The video is shocking: A 16-year-old boy posing as an armed terrorist at a busy Phoenix intersection.
Police said his uncle, 39-year-old Michael Turley, is the mastermind behind the camera.
In the video, Turley admits he and the actor, his nephew, put themselves in "great danger."
Retired Phoenix Police Sgt. Andy Hill tells CBS 5 News, it could've had a deadly ending.
"How fortunate that he and that young man, he used to help him, did not get killed," he said.
That was Hill's "first response" to seeing the YouTube video of the same name.
His former department said Turley had his teen nephew pose as a terrorist, holding a fake rocket-propelled grenade launcher near Bell Road and 33rd Avenue while he filmed the hoax to test Phoenix police's response time to the situation.
"The way citizens are today and with the right to bear arms and after 9/11 and after all of the things we've been through in this country, I'm surprised that someone didn't come out there with a gun and take him down at gunpoint - if not shoot him for having that type of a weapon," Hill said.
He told CBS 5 News that they likely would've had every right had they done so.
"If you're in fear for your life and someone threatens to use deadly force against a third party, an innocent third party, you're more than justified under the law to do that," Hill said.
As for Turley's claim that he's an independent filmmaker, Hill said Turley's social experiment doesn't trump public safety.
"He didn't have proper permits and he didn't go ahead and seek to make sure the area was safe," Hill said. "What he did was go out and scare people half to death and, he's lucky that no one did anything."
Turley is now facing several charges including knowingly giving a false impression of a terrorist, endangerment, contributing to the delinquency of a minor, and misconduct involving a simulated explosive.
Phoenix police said they received at least nine 911 calls on July 28 from people who witnessed the hoax.
They're asking those callers to contact them, to help with their investigation.
When contacted, Turley refused to talk with the media.
Copyright 2012 CBS 5 (Meredith Corporation). All rights reserved.
An Arizona elementary teacher is facing drug charges after Lake Havasu City police say she was selling prescription pills. The News-Herald reports that Stefanie Courson was arrested Friday following aMore >
Stefanie Courson was arrested Friday following a month-long undercover operation.More >
Arizonans who have individual health insurance plans that don't meet new standards under the Affordable Care Act won't be allowed to renew them after Jan. 1 despite a call from President Barack Obama forMore >

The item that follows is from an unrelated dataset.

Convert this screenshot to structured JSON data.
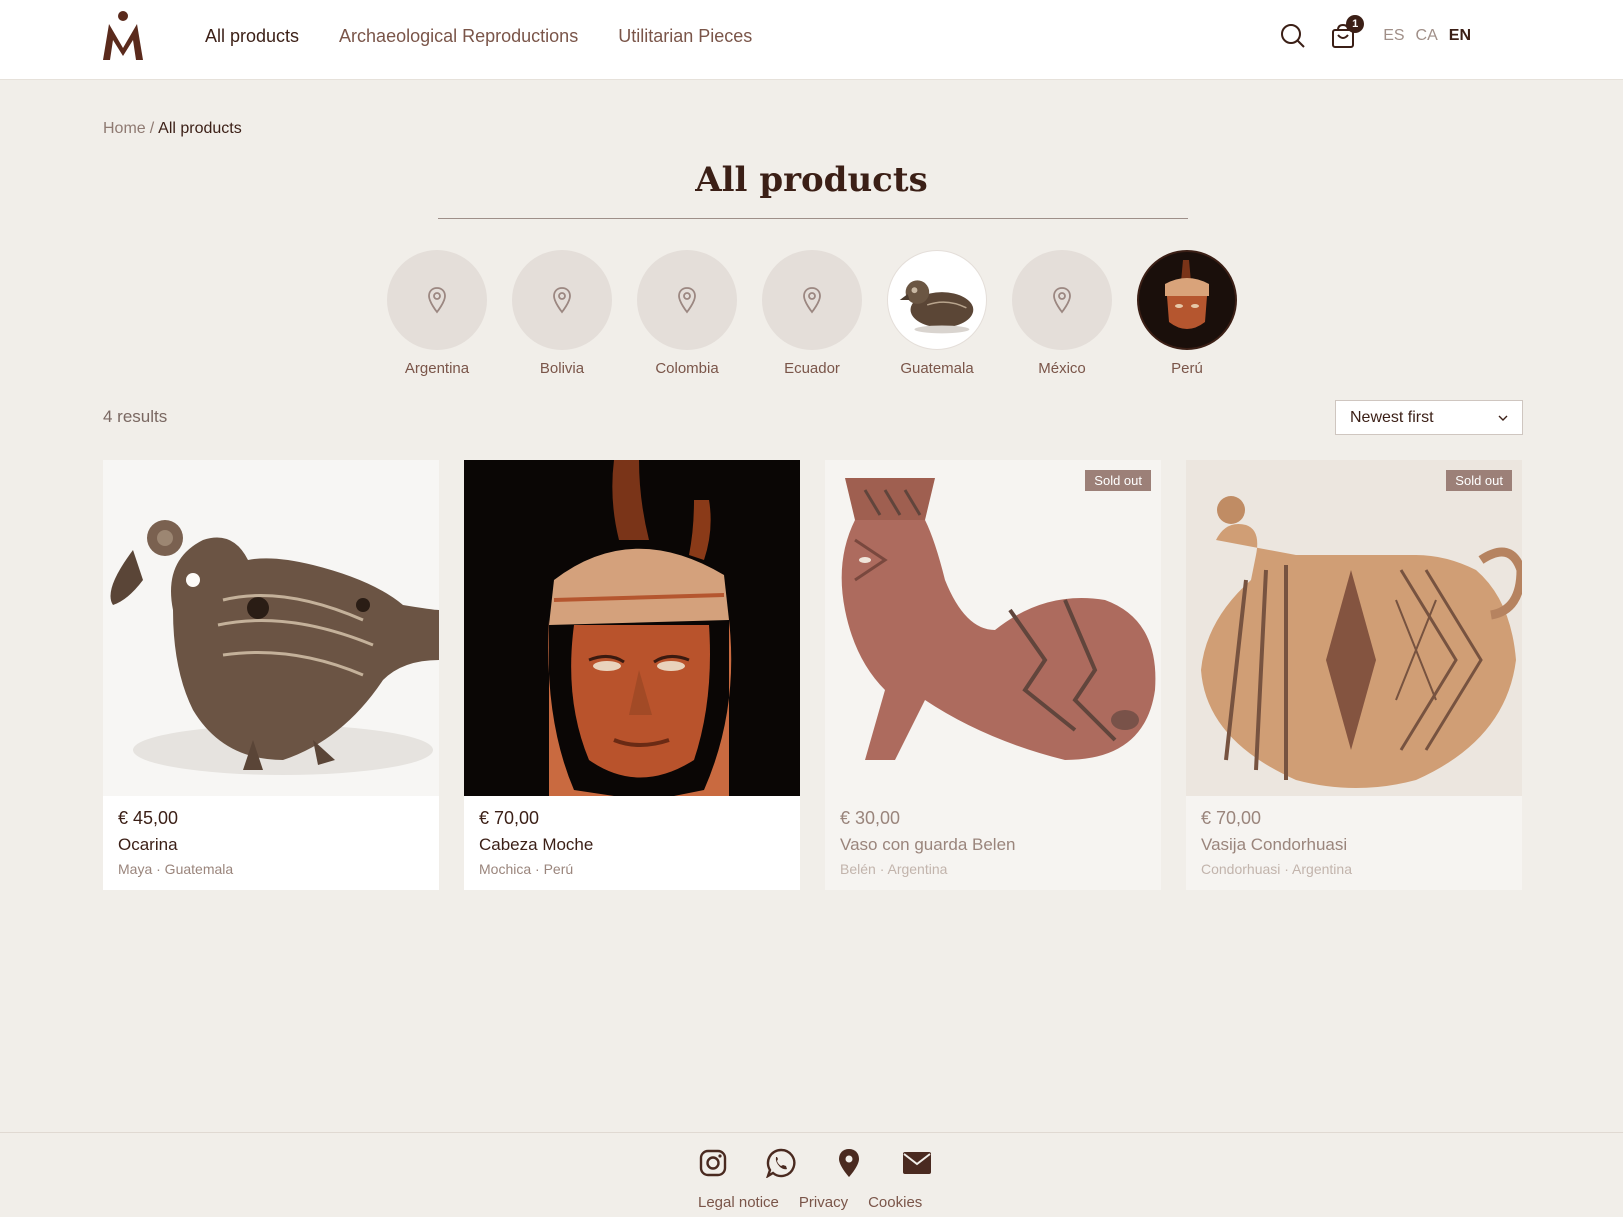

The state Department of Insurance announced Friday that is was urging the state's health insurance companies to instead renew existing plans that don't comply with the new law early.More >
Sunday, December 8 2013 9:55 AM EST2013-12-08 14:55:24 GMT
Fans clung onto hope as long as they could, waiting for a miraculous Sun Devils comeback. "We got the fourth quarter," Dalton Lucht said. "After this, we're a fourth quarter team." Another quarter didn'tMore >
The Sun Devils still have the PAC-12 South crown and as the saying goes, there's always next year.More >
Friday, December 6 2013 9:33 PM EST2013-12-07 02:33:31 GMT
A naked woman died early Saturday morning after being hit by a car in the middle of Thomas road overnight in Phoenix.Phoenix police spokesman Lt. Steve Roser said the 37-year-old woman was lying in theMore >
A woman who fled the scene of a hit-and-run crash that left a naked woman dead was sentenced Friday to 10 days in jail and three years of probation.More >
Friday, December 6 2013 9:20 PM EST2013-12-07 02:20:41 GMT
To shoot, or not to shoot, wasn't a question for a Peoria man who said he was about to be attacked by two vicious dogs. But, the owner of the wounded animal feels her neighbor was too quick to pull theMore >
To shoot, or not to shoot, wasn't a question for a Peoria man who said he was about to be attacked by two vicious dogs. But, the owner of the wounded animal feels her neighbor was too quick to pull the trigger on her family pet.More >
Arizona remains among the top three states in the nation for immigration-related prosecutions despite a drop in such prosecutions in the state. The Arizona Daily Star reports that half of all criminalMore >
half of all criminal defendants and 97 percent of petty-offense defendants in the state's federal courts are prosecuted for immigration violations.More >